* Your assignment:
Copy out every line of the records in which "Disabled" can be found.

* Extracted data:
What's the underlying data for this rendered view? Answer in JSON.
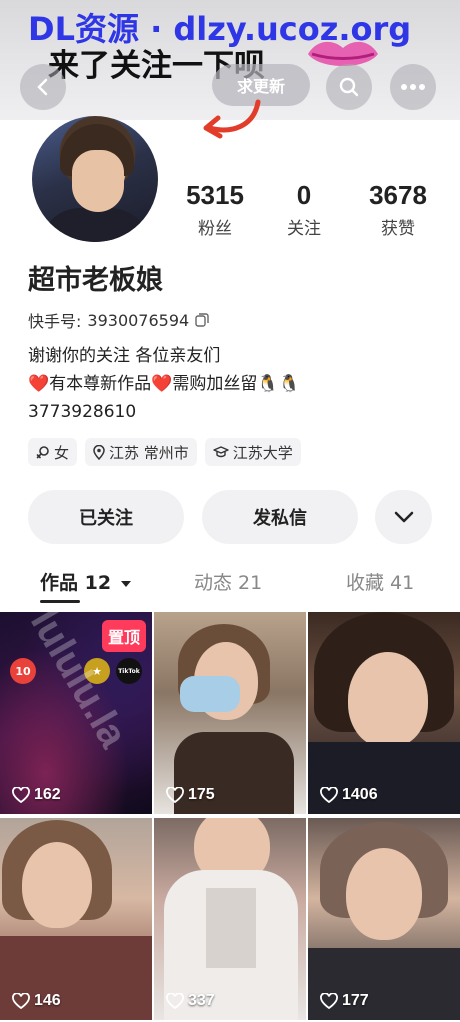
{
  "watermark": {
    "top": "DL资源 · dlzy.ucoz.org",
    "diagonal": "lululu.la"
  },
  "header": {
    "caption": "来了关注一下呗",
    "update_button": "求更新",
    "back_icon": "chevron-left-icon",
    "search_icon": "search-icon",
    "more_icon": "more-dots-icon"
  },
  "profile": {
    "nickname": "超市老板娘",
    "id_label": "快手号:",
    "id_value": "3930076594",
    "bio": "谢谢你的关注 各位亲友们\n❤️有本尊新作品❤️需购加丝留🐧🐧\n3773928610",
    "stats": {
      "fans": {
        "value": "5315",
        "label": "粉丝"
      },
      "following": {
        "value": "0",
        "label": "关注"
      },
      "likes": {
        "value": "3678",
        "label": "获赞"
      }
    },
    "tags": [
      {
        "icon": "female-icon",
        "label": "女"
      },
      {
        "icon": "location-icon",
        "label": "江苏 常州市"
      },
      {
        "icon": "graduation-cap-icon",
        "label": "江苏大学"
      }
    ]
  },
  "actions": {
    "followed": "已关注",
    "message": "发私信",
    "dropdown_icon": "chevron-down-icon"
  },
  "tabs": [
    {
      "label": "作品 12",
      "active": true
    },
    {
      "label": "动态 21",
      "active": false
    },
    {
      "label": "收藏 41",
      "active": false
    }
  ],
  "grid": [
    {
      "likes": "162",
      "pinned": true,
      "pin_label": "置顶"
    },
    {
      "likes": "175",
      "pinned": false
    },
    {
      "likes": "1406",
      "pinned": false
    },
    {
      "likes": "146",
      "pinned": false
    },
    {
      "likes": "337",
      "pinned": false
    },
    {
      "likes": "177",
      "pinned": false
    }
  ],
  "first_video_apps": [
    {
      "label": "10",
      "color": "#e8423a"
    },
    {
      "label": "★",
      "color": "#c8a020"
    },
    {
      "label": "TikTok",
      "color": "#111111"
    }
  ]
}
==
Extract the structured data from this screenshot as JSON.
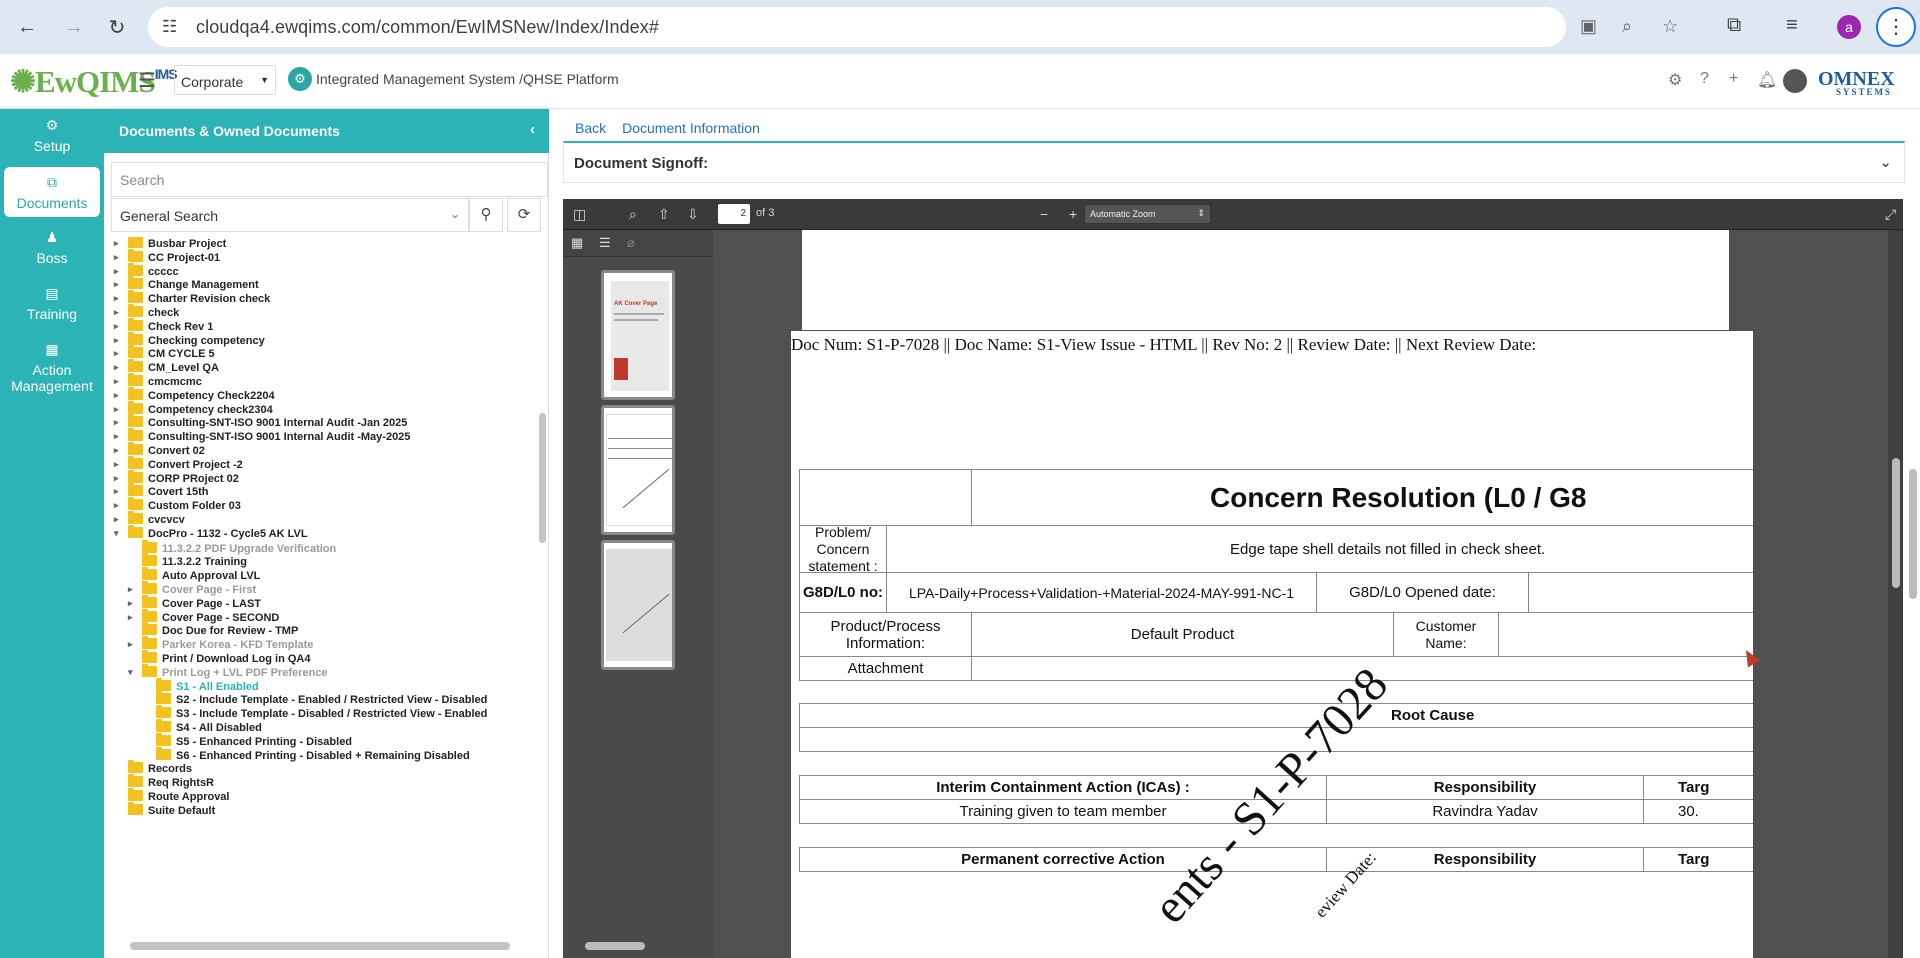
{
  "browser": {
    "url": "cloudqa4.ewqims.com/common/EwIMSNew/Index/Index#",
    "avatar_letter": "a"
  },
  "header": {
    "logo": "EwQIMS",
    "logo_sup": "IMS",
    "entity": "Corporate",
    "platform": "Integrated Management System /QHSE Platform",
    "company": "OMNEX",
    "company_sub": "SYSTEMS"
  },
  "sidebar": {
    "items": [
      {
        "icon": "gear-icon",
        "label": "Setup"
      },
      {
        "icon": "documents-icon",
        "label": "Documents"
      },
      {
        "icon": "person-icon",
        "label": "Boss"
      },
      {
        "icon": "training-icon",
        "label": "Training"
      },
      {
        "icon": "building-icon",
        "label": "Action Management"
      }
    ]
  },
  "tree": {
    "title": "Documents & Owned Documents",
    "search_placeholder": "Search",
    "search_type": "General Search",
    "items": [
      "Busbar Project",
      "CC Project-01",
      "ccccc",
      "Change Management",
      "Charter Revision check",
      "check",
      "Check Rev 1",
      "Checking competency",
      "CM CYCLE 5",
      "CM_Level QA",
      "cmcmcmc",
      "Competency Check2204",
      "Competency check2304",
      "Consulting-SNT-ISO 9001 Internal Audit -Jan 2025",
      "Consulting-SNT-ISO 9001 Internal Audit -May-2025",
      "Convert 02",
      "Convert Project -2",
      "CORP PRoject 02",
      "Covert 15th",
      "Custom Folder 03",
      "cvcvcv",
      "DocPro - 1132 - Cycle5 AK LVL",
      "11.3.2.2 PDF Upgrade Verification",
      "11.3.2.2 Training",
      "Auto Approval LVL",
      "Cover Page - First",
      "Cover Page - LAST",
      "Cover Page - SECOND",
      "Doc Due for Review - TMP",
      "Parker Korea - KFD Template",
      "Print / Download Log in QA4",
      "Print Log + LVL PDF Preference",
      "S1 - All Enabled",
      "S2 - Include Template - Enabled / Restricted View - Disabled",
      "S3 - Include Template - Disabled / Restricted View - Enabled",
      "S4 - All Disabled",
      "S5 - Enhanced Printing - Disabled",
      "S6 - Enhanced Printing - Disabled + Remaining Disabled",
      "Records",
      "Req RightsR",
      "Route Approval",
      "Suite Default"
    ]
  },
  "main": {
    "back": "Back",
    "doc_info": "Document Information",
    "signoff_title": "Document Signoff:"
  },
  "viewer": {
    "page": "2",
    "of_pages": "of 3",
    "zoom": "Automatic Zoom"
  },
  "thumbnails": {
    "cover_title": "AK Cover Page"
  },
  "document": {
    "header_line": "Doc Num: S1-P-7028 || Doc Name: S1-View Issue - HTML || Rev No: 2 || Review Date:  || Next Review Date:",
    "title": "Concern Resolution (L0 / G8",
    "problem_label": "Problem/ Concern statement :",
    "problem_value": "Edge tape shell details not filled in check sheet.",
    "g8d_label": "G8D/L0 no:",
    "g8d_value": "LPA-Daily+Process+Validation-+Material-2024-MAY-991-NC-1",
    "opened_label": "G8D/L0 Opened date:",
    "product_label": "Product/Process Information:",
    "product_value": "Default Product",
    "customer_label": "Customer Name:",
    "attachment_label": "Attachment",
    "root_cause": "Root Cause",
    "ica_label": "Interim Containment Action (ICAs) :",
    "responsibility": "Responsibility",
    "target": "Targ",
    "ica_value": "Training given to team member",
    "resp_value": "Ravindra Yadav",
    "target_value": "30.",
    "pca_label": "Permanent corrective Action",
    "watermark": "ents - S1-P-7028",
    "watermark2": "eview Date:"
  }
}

* Solution for this exercise:
      "S2 - Include Template - Enabled / Restricted View - Disabled",
      "S3 - Include Template - Disabled / Restricted View - Enabled",
      "S4 - All Disabled",
      "S5 - Enhanced Printing - Disabled",
      "S6 - Enhanced Printing - Disabled + Remaining Disabled",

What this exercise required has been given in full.